Instead, he and his sister became partners in a business they learned from their parents: managing apartments and homes and selling investment real estate in Southern California. Eventually the firm moved into managing condominium associations.
“Building a business is fun, and I enjoyed getting new clients,” he says. “But after a while, it became tedious. I got bored.” He surprised his sister when he wanted to sell his share of the business after 11 years. “It was like a divorce she didn’t want; it took us six months to make the transition,” he notes.
Dennis returned to school and earned an M.B.A. with an emphasis in accounting from UC Irvine. He had such a good time being a student, he applied to doctoral programs in accounting and enrolled at the University of Texas in Austin at the age of 35. After earning his degree, he taught at the University of Illinois in Champaign for seven years before going to the University of Kentucky.
“Academic life is very entrepreneurial,” Dennis says. “I get to choose the topics I research and discuss in class. “Like entrepreneurs, academics are evaluated on output — the quality of their research and teaching — not on inputs like the number of hours they work.”
Accountants transmit information, and Dennis studies how effectively they do their job. Is their data useful and easily understood? Does it affect stock prices? He’s interested in market efficiency and how well markets incorporate information available to the public.
Of course, some companies have manipulated data fraudulently to influence their stock prices. Dennis recognizes the need for some regulation to prevent future fraud. “Required company financial statements have actually strengthened the market by providing useful information to the public,” he notes.

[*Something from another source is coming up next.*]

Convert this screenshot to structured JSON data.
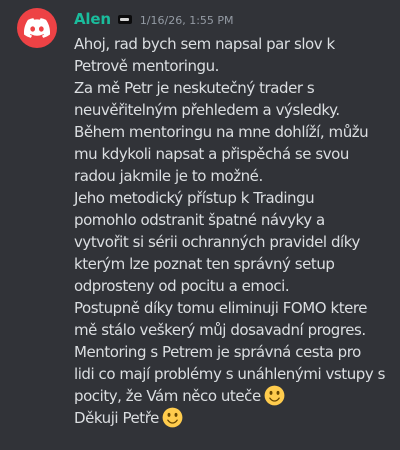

Dennis has never forgotten a chapel talk by President David Winter encouraging students to prepare for lay leadership in their churches. He took these words seriously and accepted leadership positions in several congregations. But when he and his wife, Beth, joined a large church in Kentucky, they did something different. “Our ministry is cleaning the staff offices every month,” he explains. “It’s very anonymous, and we’re enjoying that kind of service.”
Dennis and Beth live on a large lot in Lexington with a small creek and lots of wildlife. Avid sports fans, they follow college women’s volleyball and basketball teams. They also enjoy bird-watching and hiking.
Looking back, Dennis is thankful he changed careers. “The worst day here is better than the best day of management,” he says. He tells students not to worry about choosing the right career as people change both jobs and careers. “Career decisions by students don’t necessarily determine their future,” he says.